My Father’s Childhood and Adolescent Years
Widow Emma moved to West Prussia to take up farming in 1903/04. Thus, Ernst spent his childhood and adolescent years with his remaining five siblings in Elsenau (Briesen County). There and in the neighbouring town of Schönsee, he attended the elementary school from 1906 to 1914. An agricultural apprenticeship followed during World War I. At the beginning of 1918, Ernst was called up for military service to receive basic military service at Kassel. Fortunately, he was not sent to the front. The war to end all war was over.
Ernst, now 19 years old, joined the Free Korps (Freikorps), which was fighting in the Baltic region against Bolshevik intruders. Probably the news reports in January 1919 about violence perpetrated by Polish insurgents prompted him to make himself available to this paramilitary organization. His main objective, however, was to acquire a settler’s parcel of land in Latvia and to make a living by farming it. This plan never materialized since Germany had lost political control over the entire development in the eastern section of the Reich.
To understand Ernst’s involvement within the historical context of the Germany’s military operations in the Baltic states, I provide a quote from Wikipedia: “The Freikorps had saved Latvia from capture by the Red Army in the spring of 1919. However, the Freikorps’ goal of creating a German dominated state in Courland and Livonia failed. Many of the German Freikorps members who served in the Baltic left Latvia with the belief that they had been “stabbed in the back” by the Weimar Republic, under President Friedrich Ebert. Hundreds of Baltic Freikorps soldiers had planned to settle in Latvia, and for those who had fought there, the land made a lasting impression, and many of them longed for the day that they could return there. The Baltic Freikorps characterized their struggle against the Reds as the “Drang nach Osten”, (the drive towards the East), and some Freikorps units returned to Germany and planned for the day of their return.”

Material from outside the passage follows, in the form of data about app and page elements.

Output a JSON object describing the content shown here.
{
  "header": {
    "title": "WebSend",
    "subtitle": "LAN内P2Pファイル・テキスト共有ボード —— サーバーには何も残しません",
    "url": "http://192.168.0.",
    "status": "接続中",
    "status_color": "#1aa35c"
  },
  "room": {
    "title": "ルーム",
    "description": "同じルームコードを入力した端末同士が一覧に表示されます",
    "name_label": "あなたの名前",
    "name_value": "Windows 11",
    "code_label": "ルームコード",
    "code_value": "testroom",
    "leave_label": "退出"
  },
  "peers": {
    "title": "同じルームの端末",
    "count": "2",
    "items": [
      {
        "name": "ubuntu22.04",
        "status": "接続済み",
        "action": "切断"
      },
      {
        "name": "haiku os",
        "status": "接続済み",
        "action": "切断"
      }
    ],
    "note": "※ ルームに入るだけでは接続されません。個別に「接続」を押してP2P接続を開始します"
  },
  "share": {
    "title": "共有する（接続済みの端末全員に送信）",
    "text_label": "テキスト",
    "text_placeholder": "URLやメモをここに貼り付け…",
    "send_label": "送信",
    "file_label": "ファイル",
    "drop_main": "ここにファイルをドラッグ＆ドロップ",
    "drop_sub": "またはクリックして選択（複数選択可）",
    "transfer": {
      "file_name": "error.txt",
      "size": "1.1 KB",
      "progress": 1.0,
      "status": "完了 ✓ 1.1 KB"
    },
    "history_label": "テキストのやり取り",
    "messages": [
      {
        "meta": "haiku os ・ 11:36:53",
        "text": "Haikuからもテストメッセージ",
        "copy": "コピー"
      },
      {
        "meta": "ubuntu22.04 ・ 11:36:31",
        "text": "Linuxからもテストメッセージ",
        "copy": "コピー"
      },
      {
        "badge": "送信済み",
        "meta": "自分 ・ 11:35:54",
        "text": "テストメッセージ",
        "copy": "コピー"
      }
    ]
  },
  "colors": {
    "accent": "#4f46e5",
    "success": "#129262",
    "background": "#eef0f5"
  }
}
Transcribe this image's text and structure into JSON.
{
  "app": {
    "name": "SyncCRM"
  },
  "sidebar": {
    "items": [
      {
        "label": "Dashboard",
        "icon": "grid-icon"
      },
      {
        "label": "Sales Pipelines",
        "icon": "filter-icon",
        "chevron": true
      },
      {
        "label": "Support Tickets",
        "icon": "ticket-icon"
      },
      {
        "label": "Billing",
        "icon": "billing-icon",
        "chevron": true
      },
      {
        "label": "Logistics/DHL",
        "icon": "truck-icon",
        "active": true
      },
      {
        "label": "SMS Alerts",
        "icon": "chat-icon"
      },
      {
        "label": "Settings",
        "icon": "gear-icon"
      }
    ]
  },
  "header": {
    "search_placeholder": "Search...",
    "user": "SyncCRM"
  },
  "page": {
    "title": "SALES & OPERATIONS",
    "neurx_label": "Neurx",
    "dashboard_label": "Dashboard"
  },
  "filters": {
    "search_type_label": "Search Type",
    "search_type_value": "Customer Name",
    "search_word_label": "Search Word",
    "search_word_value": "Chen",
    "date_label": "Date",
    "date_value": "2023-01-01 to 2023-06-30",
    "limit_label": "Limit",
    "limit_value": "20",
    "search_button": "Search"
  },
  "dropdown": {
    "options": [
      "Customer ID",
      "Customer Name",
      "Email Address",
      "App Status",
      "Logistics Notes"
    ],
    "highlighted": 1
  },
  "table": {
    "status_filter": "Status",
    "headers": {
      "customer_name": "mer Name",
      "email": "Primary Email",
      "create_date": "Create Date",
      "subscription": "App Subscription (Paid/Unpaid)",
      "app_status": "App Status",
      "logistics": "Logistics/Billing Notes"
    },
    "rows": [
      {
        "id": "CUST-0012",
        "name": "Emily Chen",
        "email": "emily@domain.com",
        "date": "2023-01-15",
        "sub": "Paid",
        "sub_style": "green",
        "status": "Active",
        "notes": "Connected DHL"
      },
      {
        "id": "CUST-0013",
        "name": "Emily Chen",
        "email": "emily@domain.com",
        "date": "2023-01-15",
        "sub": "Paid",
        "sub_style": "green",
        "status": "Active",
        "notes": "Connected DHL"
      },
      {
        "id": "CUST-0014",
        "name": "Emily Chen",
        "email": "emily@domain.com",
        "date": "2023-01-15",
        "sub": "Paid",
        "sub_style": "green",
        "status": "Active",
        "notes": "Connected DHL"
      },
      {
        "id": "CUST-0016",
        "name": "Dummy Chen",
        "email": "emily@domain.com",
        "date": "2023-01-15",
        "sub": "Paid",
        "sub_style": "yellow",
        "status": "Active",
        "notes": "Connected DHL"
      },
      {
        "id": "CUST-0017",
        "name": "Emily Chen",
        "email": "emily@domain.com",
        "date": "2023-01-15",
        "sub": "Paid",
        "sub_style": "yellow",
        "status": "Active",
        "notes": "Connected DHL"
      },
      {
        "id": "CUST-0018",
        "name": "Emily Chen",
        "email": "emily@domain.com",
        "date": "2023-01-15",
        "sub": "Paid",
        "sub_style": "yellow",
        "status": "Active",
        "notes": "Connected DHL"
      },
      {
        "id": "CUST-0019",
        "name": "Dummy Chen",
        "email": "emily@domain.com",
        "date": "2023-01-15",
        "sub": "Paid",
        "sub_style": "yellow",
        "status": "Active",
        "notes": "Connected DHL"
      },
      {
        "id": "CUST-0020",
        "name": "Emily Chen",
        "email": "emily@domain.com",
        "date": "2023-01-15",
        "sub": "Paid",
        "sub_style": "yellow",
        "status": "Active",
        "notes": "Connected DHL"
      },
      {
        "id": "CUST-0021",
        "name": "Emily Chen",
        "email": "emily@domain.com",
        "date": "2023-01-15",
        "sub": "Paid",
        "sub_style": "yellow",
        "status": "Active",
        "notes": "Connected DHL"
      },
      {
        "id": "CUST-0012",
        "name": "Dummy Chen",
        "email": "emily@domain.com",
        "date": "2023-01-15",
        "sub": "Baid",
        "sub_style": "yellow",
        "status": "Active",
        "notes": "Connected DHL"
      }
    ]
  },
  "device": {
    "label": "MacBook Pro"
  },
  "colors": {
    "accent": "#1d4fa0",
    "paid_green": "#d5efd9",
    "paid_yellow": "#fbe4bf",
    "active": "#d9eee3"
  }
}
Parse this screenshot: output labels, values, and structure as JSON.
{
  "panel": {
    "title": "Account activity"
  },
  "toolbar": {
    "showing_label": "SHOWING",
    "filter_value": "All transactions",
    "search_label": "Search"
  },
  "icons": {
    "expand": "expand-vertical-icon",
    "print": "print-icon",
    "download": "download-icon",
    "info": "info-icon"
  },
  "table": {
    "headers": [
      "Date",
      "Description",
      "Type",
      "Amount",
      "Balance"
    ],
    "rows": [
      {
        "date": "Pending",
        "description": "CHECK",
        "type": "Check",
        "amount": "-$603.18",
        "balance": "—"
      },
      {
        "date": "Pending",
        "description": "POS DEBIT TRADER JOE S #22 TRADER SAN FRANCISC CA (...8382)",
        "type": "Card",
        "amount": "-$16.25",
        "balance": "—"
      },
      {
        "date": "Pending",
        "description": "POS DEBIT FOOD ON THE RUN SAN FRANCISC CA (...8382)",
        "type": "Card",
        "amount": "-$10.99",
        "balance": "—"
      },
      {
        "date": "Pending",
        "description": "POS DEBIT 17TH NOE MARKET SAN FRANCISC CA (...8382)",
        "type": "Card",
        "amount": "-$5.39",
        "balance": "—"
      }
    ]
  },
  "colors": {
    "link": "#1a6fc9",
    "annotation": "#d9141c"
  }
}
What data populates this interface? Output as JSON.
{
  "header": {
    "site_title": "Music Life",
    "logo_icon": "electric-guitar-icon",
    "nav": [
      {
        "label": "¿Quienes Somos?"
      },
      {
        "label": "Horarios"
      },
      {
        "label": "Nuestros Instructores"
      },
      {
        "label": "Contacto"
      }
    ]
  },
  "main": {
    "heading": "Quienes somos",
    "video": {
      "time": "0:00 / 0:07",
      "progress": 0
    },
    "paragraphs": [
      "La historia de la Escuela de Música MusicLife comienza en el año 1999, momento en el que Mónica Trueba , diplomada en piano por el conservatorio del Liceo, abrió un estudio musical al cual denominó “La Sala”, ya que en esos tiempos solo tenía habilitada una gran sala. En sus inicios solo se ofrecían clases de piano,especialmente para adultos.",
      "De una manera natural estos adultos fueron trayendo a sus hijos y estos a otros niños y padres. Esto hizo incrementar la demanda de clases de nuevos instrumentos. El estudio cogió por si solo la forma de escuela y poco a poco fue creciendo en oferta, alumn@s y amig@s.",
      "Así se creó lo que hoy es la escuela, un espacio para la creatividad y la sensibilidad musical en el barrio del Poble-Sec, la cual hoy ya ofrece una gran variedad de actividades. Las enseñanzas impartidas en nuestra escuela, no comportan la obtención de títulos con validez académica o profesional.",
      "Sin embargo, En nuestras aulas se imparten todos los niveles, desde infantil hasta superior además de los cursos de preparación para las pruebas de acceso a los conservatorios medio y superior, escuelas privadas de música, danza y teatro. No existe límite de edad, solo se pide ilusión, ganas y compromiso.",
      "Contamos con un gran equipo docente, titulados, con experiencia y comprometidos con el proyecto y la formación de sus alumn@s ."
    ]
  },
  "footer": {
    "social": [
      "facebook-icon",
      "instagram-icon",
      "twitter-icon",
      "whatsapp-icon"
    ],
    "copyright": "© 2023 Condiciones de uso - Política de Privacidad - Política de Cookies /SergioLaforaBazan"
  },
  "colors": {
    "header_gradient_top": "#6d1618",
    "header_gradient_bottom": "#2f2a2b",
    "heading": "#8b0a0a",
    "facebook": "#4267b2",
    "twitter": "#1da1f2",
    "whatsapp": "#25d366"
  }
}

In the early 1920s Ernst Klopp returned to the Berlin area. The only certain information we have from this time is that his sister Jula Steuer strongly advised him to throw away his gun. Carrying a weapon in those turbulent times would have put him into immediate danger.